## Exercise details:
Return an exact copy of the entries, skipping any picture you find.

## Data supplied:
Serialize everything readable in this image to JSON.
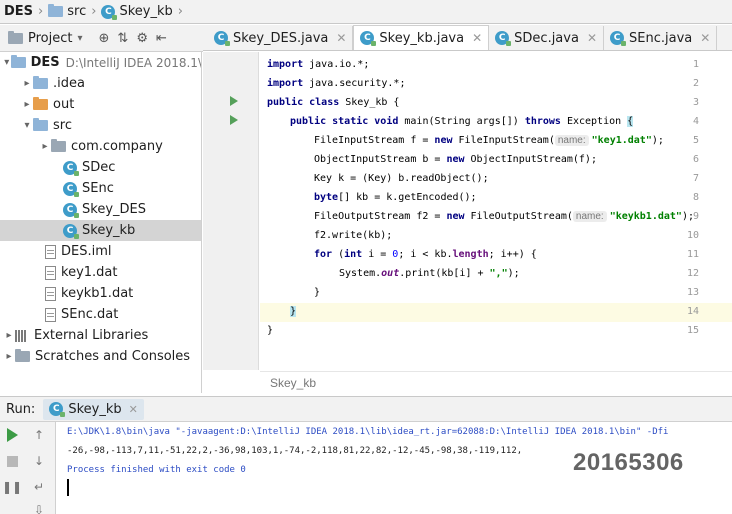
{
  "breadcrumb": [
    "DES",
    "src",
    "Skey_kb"
  ],
  "project_panel": {
    "title": "Project"
  },
  "tree": [
    {
      "label": "DES",
      "path": "D:\\IntelliJ IDEA 2018.1\\",
      "arrow": "▾",
      "icon": "folder",
      "bold": true
    },
    {
      "label": ".idea",
      "arrow": "▸",
      "icon": "folder"
    },
    {
      "label": "out",
      "arrow": "▸",
      "icon": "folder-orange"
    },
    {
      "label": "src",
      "arrow": "▾",
      "icon": "folder"
    },
    {
      "label": "com.company",
      "arrow": "▸",
      "icon": "folder-grey"
    },
    {
      "label": "SDec",
      "arrow": "",
      "icon": "class"
    },
    {
      "label": "SEnc",
      "arrow": "",
      "icon": "class"
    },
    {
      "label": "Skey_DES",
      "arrow": "",
      "icon": "class"
    },
    {
      "label": "Skey_kb",
      "arrow": "",
      "icon": "class",
      "selected": true
    },
    {
      "label": "DES.iml",
      "arrow": "",
      "icon": "file"
    },
    {
      "label": "key1.dat",
      "arrow": "",
      "icon": "file"
    },
    {
      "label": "keykb1.dat",
      "arrow": "",
      "icon": "file"
    },
    {
      "label": "SEnc.dat",
      "arrow": "",
      "icon": "file"
    },
    {
      "label": "External Libraries",
      "arrow": "▸",
      "icon": "library"
    },
    {
      "label": "Scratches and Consoles",
      "arrow": "▸",
      "icon": "scratch"
    }
  ],
  "tabs": [
    {
      "label": "Skey_DES.java",
      "active": false
    },
    {
      "label": "Skey_kb.java",
      "active": true
    },
    {
      "label": "SDec.java",
      "active": false
    },
    {
      "label": "SEnc.java",
      "active": false
    }
  ],
  "code": {
    "line_numbers": [
      "1",
      "2",
      "3",
      "4",
      "5",
      "6",
      "7",
      "8",
      "9",
      "10",
      "11",
      "12",
      "13",
      "14",
      "15"
    ],
    "l1_kw": "import",
    "l1_rest": " java.io.*;",
    "l2_kw": "import",
    "l2_rest": " java.security.*;",
    "l3_kw": "public class",
    "l3_rest": " Skey_kb {",
    "l4_kw": "public static void",
    "l4_mid": " main(String args[]) ",
    "l4_kw2": "throws",
    "l4_rest": " Exception ",
    "l4_brace": "{",
    "l5_a": "FileInputStream f = ",
    "l5_kw": "new",
    "l5_b": " FileInputStream(",
    "l5_hint": "name:",
    "l5_str": "\"key1.dat\"",
    "l5_end": ");",
    "l6_a": "ObjectInputStream b = ",
    "l6_kw": "new",
    "l6_b": " ObjectInputStream(f);",
    "l7": "Key k = (Key) b.readObject();",
    "l8_kw": "byte",
    "l8_rest": "[] kb = k.getEncoded();",
    "l9_a": "FileOutputStream f2 = ",
    "l9_kw": "new",
    "l9_b": " FileOutputStream(",
    "l9_hint": "name:",
    "l9_str": "\"keykb1.dat\"",
    "l9_end": ");",
    "l10": "f2.write(kb);",
    "l11_kw": "for",
    "l11_a": " (",
    "l11_kw2": "int",
    "l11_b": " i = ",
    "l11_num": "0",
    "l11_c": "; i < kb.",
    "l11_fd": "length",
    "l11_d": "; i++) {",
    "l12_a": "System.",
    "l12_fd": "out",
    "l12_b": ".print(kb[i] + ",
    "l12_str": "\",\"",
    "l12_end": ");",
    "l13": "}",
    "l14": "}",
    "l15": "}"
  },
  "editor_breadcrumb": "Skey_kb",
  "run_panel": {
    "label": "Run:",
    "tab": "Skey_kb",
    "lines": [
      "E:\\JDK\\1.8\\bin\\java \"-javaagent:D:\\IntelliJ IDEA 2018.1\\lib\\idea_rt.jar=62088:D:\\IntelliJ IDEA 2018.1\\bin\" -Dfi",
      "-26,-98,-113,7,11,-51,22,2,-36,98,103,1,-74,-2,118,81,22,82,-12,-45,-98,38,-119,112,",
      "Process finished with exit code 0"
    ]
  },
  "watermark": "20165306",
  "colors": {
    "keyword": "#000080",
    "string": "#008000",
    "field": "#660e7a",
    "run_green": "#3c9b45"
  }
}
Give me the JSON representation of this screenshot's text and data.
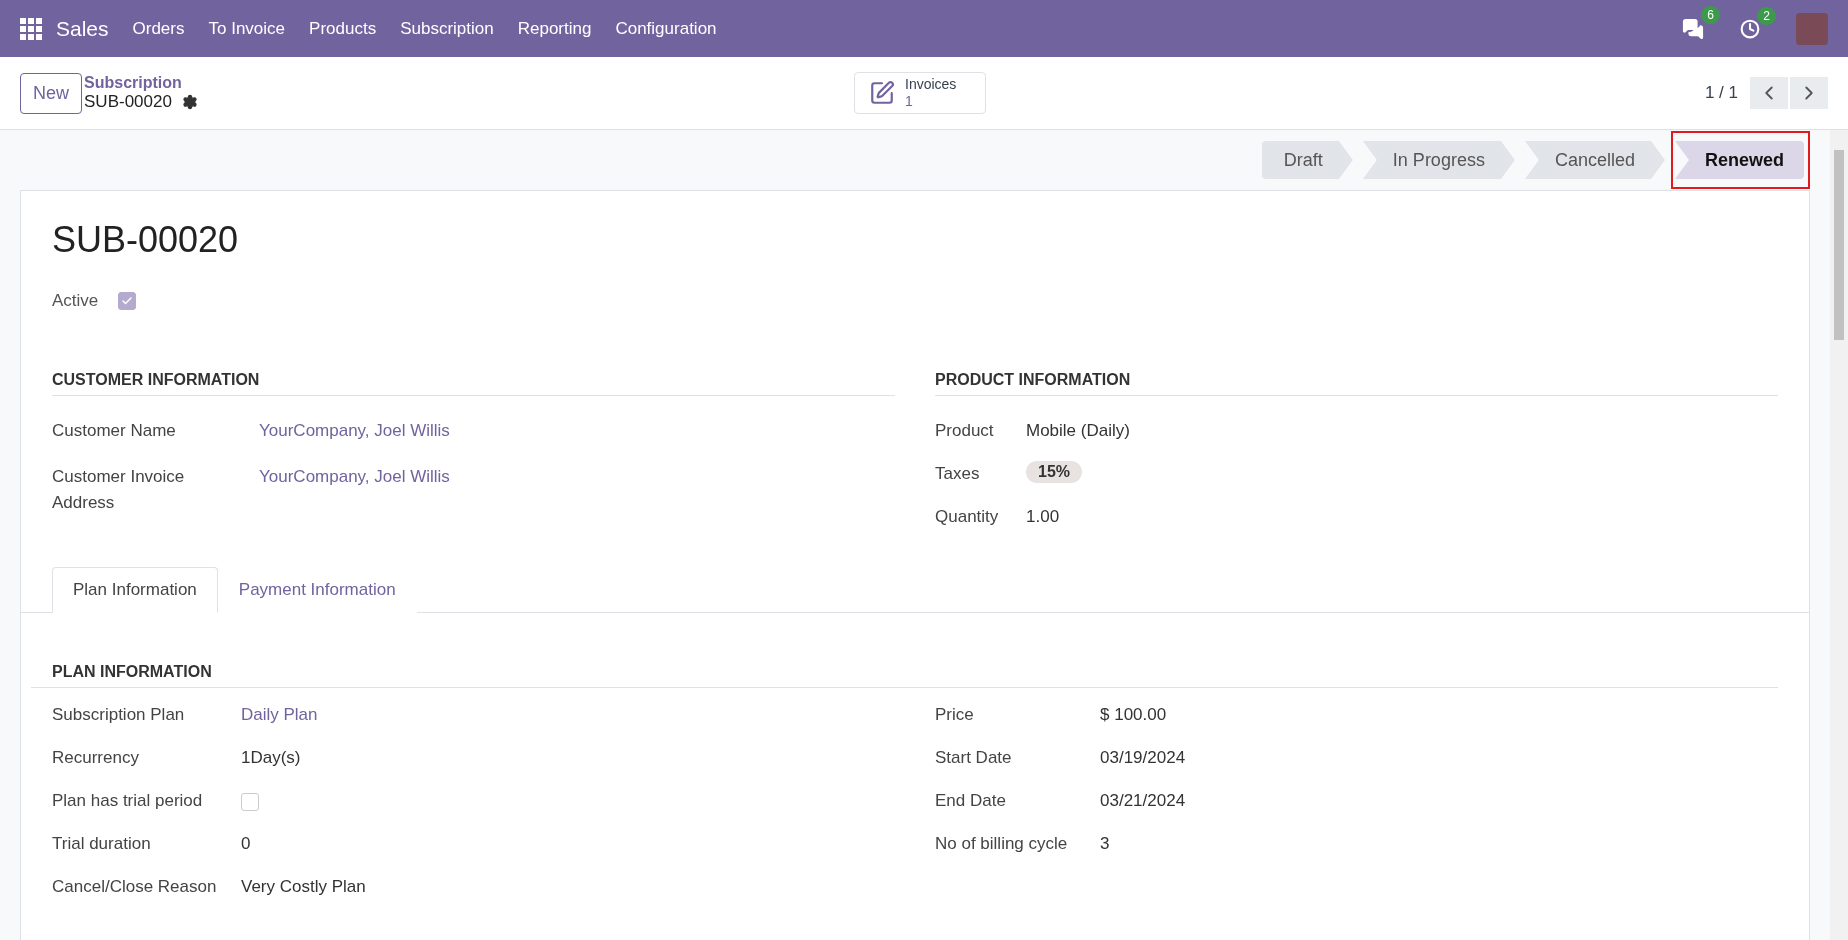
{
  "navbar": {
    "app": "Sales",
    "menu": [
      "Orders",
      "To Invoice",
      "Products",
      "Subscription",
      "Reporting",
      "Configuration"
    ],
    "messages_badge": "6",
    "activities_badge": "2"
  },
  "control_panel": {
    "new_button": "New",
    "breadcrumb": "Subscription",
    "record": "SUB-00020",
    "smart_button": {
      "label": "Invoices",
      "count": "1"
    },
    "pager": "1 / 1"
  },
  "stages": [
    {
      "label": "Draft",
      "selected": false,
      "highlighted": false
    },
    {
      "label": "In Progress",
      "selected": false,
      "highlighted": false
    },
    {
      "label": "Cancelled",
      "selected": false,
      "highlighted": false
    },
    {
      "label": "Renewed",
      "selected": true,
      "highlighted": true
    }
  ],
  "form": {
    "title": "SUB-00020",
    "active": {
      "label": "Active",
      "checked": true
    },
    "customer_section": {
      "title": "CUSTOMER INFORMATION",
      "fields": [
        {
          "label": "Customer Name",
          "value": "YourCompany, Joel Willis",
          "kind": "link"
        },
        {
          "label": "Customer Invoice Address",
          "value": "YourCompany, Joel Willis",
          "kind": "link"
        }
      ]
    },
    "product_section": {
      "title": "PRODUCT INFORMATION",
      "fields": [
        {
          "label": "Product",
          "value": "Mobile (Daily)",
          "kind": "text"
        },
        {
          "label": "Taxes",
          "value": "15%",
          "kind": "tag"
        },
        {
          "label": "Quantity",
          "value": "1.00",
          "kind": "text"
        }
      ]
    },
    "tabs": [
      {
        "label": "Plan Information",
        "selected": true
      },
      {
        "label": "Payment Information",
        "selected": false
      }
    ],
    "plan_section": {
      "title": "PLAN INFORMATION",
      "left": [
        {
          "label": "Subscription Plan",
          "value": "Daily Plan",
          "kind": "link"
        },
        {
          "label": "Recurrency",
          "value": "1Day(s)",
          "kind": "text"
        },
        {
          "label": "Plan has trial period",
          "kind": "checkbox",
          "checked": false
        },
        {
          "label": "Trial duration",
          "value": "0",
          "kind": "text"
        },
        {
          "label": "Cancel/Close Reason",
          "value": "Very Costly Plan",
          "kind": "text"
        }
      ],
      "right": [
        {
          "label": "Price",
          "value": "$ 100.00",
          "kind": "text"
        },
        {
          "label": "Start Date",
          "value": "03/19/2024",
          "kind": "text"
        },
        {
          "label": "End Date",
          "value": "03/21/2024",
          "kind": "text"
        },
        {
          "label": "No of billing cycle",
          "value": "3",
          "kind": "text"
        }
      ]
    }
  }
}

## Final answer:
Serialize everything readable in this image to JSON.
{
  "breadcrumb": [
    "DES",
    "src",
    "Skey_kb"
  ],
  "project_panel": {
    "title": "Project"
  },
  "tree": [
    {
      "label": "DES",
      "path": "D:\\IntelliJ IDEA 2018.1\\",
      "arrow": "▾",
      "icon": "folder",
      "bold": true
    },
    {
      "label": ".idea",
      "arrow": "▸",
      "icon": "folder"
    },
    {
      "label": "out",
      "arrow": "▸",
      "icon": "folder-orange"
    },
    {
      "label": "src",
      "arrow": "▾",
      "icon": "folder"
    },
    {
      "label": "com.company",
      "arrow": "▸",
      "icon": "folder-grey"
    },
    {
      "label": "SDec",
      "arrow": "",
      "icon": "class"
    },
    {
      "label": "SEnc",
      "arrow": "",
      "icon": "class"
    },
    {
      "label": "Skey_DES",
      "arrow": "",
      "icon": "class"
    },
    {
      "label": "Skey_kb",
      "arrow": "",
      "icon": "class",
      "selected": true
    },
    {
      "label": "DES.iml",
      "arrow": "",
      "icon": "file"
    },
    {
      "label": "key1.dat",
      "arrow": "",
      "icon": "file"
    },
    {
      "label": "keykb1.dat",
      "arrow": "",
      "icon": "file"
    },
    {
      "label": "SEnc.dat",
      "arrow": "",
      "icon": "file"
    },
    {
      "label": "External Libraries",
      "arrow": "▸",
      "icon": "library"
    },
    {
      "label": "Scratches and Consoles",
      "arrow": "▸",
      "icon": "scratch"
    }
  ],
  "tabs": [
    {
      "label": "Skey_DES.java",
      "active": false
    },
    {
      "label": "Skey_kb.java",
      "active": true
    },
    {
      "label": "SDec.java",
      "active": false
    },
    {
      "label": "SEnc.java",
      "active": false
    }
  ],
  "code": {
    "line_numbers": [
      "1",
      "2",
      "3",
      "4",
      "5",
      "6",
      "7",
      "8",
      "9",
      "10",
      "11",
      "12",
      "13",
      "14",
      "15"
    ],
    "l1_kw": "import",
    "l1_rest": " java.io.*;",
    "l2_kw": "import",
    "l2_rest": " java.security.*;",
    "l3_kw": "public class",
    "l3_rest": " Skey_kb {",
    "l4_kw": "public static void",
    "l4_mid": " main(String args[]) ",
    "l4_kw2": "throws",
    "l4_rest": " Exception ",
    "l4_brace": "{",
    "l5_a": "FileInputStream f = ",
    "l5_kw": "new",
    "l5_b": " FileInputStream(",
    "l5_hint": "name:",
    "l5_str": "\"key1.dat\"",
    "l5_end": ");",
    "l6_a": "ObjectInputStream b = ",
    "l6_kw": "new",
    "l6_b": " ObjectInputStream(f);",
    "l7": "Key k = (Key) b.readObject();",
    "l8_kw": "byte",
    "l8_rest": "[] kb = k.getEncoded();",
    "l9_a": "FileOutputStream f2 = ",
    "l9_kw": "new",
    "l9_b": " FileOutputStream(",
    "l9_hint": "name:",
    "l9_str": "\"keykb1.dat\"",
    "l9_end": ");",
    "l10": "f2.write(kb);",
    "l11_kw": "for",
    "l11_a": " (",
    "l11_kw2": "int",
    "l11_b": " i = ",
    "l11_num": "0",
    "l11_c": "; i < kb.",
    "l11_fd": "length",
    "l11_d": "; i++) {",
    "l12_a": "System.",
    "l12_fd": "out",
    "l12_b": ".print(kb[i] + ",
    "l12_str": "\",\"",
    "l12_end": ");",
    "l13": "}",
    "l14": "}",
    "l15": "}"
  },
  "editor_breadcrumb": "Skey_kb",
  "run_panel": {
    "label": "Run:",
    "tab": "Skey_kb",
    "lines": [
      "E:\\JDK\\1.8\\bin\\java \"-javaagent:D:\\IntelliJ IDEA 2018.1\\lib\\idea_rt.jar=62088:D:\\IntelliJ IDEA 2018.1\\bin\" -Dfi",
      "-26,-98,-113,7,11,-51,22,2,-36,98,103,1,-74,-2,118,81,22,82,-12,-45,-98,38,-119,112,",
      "Process finished with exit code 0"
    ]
  },
  "watermark": "20165306",
  "colors": {
    "keyword": "#000080",
    "string": "#008000",
    "field": "#660e7a",
    "run_green": "#3c9b45"
  }
}
Give me the JSON representation of this screenshot's text and data.
{
  "navbar": {
    "app": "Sales",
    "menu": [
      "Orders",
      "To Invoice",
      "Products",
      "Subscription",
      "Reporting",
      "Configuration"
    ],
    "messages_badge": "6",
    "activities_badge": "2"
  },
  "control_panel": {
    "new_button": "New",
    "breadcrumb": "Subscription",
    "record": "SUB-00020",
    "smart_button": {
      "label": "Invoices",
      "count": "1"
    },
    "pager": "1 / 1"
  },
  "stages": [
    {
      "label": "Draft",
      "selected": false,
      "highlighted": false
    },
    {
      "label": "In Progress",
      "selected": false,
      "highlighted": false
    },
    {
      "label": "Cancelled",
      "selected": false,
      "highlighted": false
    },
    {
      "label": "Renewed",
      "selected": true,
      "highlighted": true
    }
  ],
  "form": {
    "title": "SUB-00020",
    "active": {
      "label": "Active",
      "checked": true
    },
    "customer_section": {
      "title": "CUSTOMER INFORMATION",
      "fields": [
        {
          "label": "Customer Name",
          "value": "YourCompany, Joel Willis",
          "kind": "link"
        },
        {
          "label": "Customer Invoice Address",
          "value": "YourCompany, Joel Willis",
          "kind": "link"
        }
      ]
    },
    "product_section": {
      "title": "PRODUCT INFORMATION",
      "fields": [
        {
          "label": "Product",
          "value": "Mobile (Daily)",
          "kind": "text"
        },
        {
          "label": "Taxes",
          "value": "15%",
          "kind": "tag"
        },
        {
          "label": "Quantity",
          "value": "1.00",
          "kind": "text"
        }
      ]
    },
    "tabs": [
      {
        "label": "Plan Information",
        "selected": true
      },
      {
        "label": "Payment Information",
        "selected": false
      }
    ],
    "plan_section": {
      "title": "PLAN INFORMATION",
      "left": [
        {
          "label": "Subscription Plan",
          "value": "Daily Plan",
          "kind": "link"
        },
        {
          "label": "Recurrency",
          "value": "1Day(s)",
          "kind": "text"
        },
        {
          "label": "Plan has trial period",
          "kind": "checkbox",
          "checked": false
        },
        {
          "label": "Trial duration",
          "value": "0",
          "kind": "text"
        },
        {
          "label": "Cancel/Close Reason",
          "value": "Very Costly Plan",
          "kind": "text"
        }
      ],
      "right": [
        {
          "label": "Price",
          "value": "$ 100.00",
          "kind": "text"
        },
        {
          "label": "Start Date",
          "value": "03/19/2024",
          "kind": "text"
        },
        {
          "label": "End Date",
          "value": "03/21/2024",
          "kind": "text"
        },
        {
          "label": "No of billing cycle",
          "value": "3",
          "kind": "text"
        }
      ]
    }
  }
}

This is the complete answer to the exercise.